* Task statement
Working through the lines below, return each one that holds "Appearances".

* The data
--- START ---
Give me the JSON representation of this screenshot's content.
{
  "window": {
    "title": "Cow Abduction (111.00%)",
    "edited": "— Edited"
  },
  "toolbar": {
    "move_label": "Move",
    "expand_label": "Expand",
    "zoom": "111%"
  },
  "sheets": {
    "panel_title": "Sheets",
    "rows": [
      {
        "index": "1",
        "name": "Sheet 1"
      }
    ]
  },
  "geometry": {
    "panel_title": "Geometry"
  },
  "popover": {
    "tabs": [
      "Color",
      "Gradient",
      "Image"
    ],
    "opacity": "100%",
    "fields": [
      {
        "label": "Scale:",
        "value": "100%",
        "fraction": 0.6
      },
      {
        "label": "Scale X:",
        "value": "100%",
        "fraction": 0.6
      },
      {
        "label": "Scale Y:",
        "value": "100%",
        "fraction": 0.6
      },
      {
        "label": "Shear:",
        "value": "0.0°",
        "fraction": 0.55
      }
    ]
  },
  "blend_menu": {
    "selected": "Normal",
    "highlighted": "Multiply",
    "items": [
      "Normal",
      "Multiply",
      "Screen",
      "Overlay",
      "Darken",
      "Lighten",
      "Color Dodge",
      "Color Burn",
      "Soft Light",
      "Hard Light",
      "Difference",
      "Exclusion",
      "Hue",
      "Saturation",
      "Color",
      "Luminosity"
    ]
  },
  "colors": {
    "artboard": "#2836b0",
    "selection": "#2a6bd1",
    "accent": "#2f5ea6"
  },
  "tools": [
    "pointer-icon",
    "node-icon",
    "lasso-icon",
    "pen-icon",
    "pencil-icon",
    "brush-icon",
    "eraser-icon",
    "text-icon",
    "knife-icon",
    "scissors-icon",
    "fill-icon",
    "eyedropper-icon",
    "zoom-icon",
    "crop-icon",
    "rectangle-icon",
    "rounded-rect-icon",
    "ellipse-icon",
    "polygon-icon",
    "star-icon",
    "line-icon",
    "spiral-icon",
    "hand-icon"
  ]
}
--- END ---
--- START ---
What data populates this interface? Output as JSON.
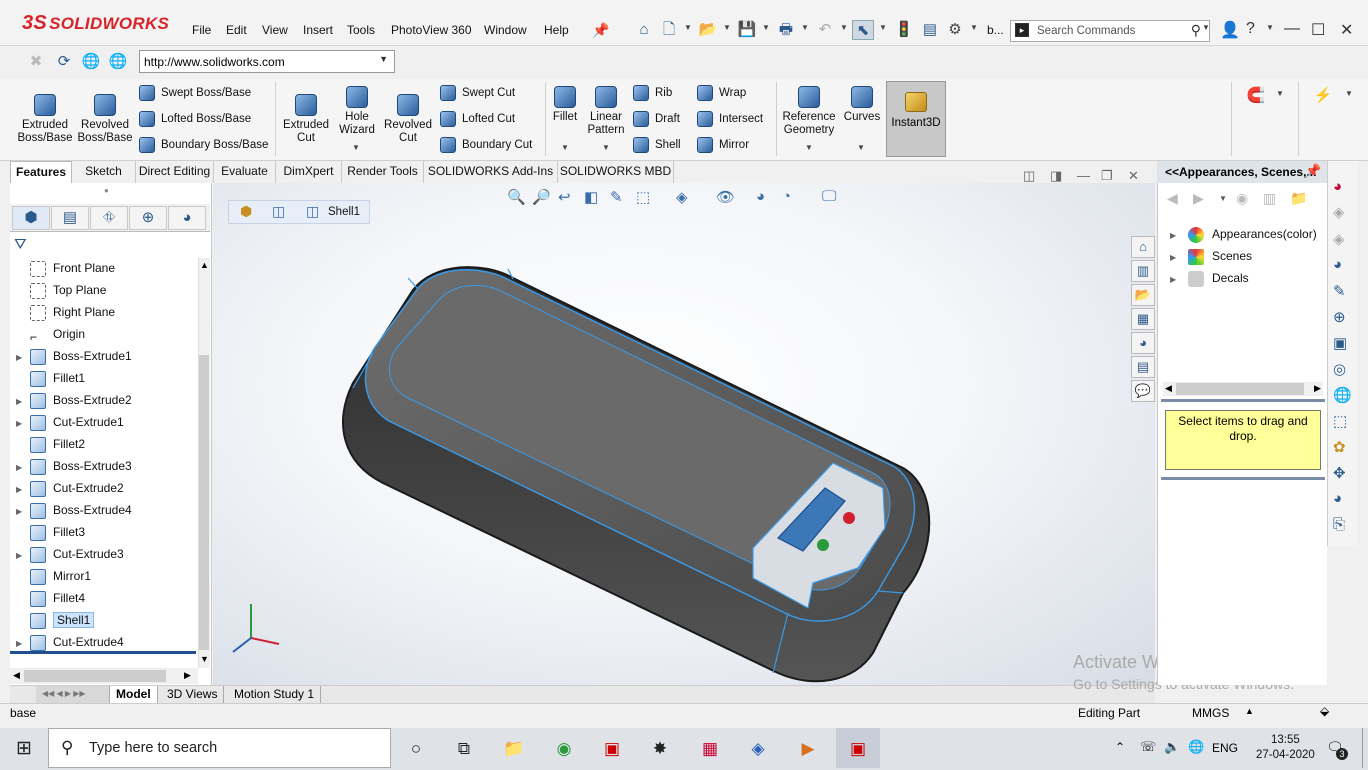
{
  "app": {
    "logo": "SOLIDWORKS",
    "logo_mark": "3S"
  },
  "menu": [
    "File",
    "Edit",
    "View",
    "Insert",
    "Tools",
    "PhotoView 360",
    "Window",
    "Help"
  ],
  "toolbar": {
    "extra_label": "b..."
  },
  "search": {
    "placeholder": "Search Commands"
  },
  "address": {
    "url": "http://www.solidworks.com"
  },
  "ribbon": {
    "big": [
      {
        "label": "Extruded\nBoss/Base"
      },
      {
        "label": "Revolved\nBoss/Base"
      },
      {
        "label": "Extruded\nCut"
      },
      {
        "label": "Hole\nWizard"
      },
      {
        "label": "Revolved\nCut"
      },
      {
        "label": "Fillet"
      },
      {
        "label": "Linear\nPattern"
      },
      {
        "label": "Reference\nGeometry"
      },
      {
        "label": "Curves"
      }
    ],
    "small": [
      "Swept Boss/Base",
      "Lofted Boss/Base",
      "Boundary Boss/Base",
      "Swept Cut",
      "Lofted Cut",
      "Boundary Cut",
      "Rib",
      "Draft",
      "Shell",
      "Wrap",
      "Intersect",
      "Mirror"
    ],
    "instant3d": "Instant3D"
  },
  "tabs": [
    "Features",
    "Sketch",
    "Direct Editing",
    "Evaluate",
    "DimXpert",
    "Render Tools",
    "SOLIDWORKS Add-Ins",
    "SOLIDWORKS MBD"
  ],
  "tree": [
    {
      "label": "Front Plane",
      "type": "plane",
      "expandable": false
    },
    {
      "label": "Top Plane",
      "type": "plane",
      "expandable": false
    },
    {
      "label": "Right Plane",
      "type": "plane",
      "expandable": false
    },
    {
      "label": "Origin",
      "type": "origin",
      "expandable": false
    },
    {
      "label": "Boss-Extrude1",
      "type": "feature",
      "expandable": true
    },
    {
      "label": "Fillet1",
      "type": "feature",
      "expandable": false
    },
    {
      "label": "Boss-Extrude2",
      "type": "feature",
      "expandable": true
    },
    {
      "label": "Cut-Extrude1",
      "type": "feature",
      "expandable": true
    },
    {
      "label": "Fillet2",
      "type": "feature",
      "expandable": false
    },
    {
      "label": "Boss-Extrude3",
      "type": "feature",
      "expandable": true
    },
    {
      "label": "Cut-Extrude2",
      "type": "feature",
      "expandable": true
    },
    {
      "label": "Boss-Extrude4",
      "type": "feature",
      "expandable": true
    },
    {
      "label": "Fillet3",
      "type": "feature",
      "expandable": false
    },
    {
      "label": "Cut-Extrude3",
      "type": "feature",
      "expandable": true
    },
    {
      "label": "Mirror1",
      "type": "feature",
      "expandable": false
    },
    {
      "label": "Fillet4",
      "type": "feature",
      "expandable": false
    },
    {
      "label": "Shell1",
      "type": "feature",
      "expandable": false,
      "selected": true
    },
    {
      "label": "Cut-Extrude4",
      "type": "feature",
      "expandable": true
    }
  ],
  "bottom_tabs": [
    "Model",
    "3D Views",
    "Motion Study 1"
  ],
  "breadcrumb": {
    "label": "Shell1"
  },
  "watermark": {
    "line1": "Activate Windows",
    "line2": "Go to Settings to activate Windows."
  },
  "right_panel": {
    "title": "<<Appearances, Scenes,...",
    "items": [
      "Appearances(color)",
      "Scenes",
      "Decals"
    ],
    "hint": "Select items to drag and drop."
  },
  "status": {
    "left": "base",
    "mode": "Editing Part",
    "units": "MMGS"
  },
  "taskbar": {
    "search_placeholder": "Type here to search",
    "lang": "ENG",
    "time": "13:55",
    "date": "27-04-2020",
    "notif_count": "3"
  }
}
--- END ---
* Response below
    "title": "<<Appearances, Scenes,...",
      "Appearances(color)",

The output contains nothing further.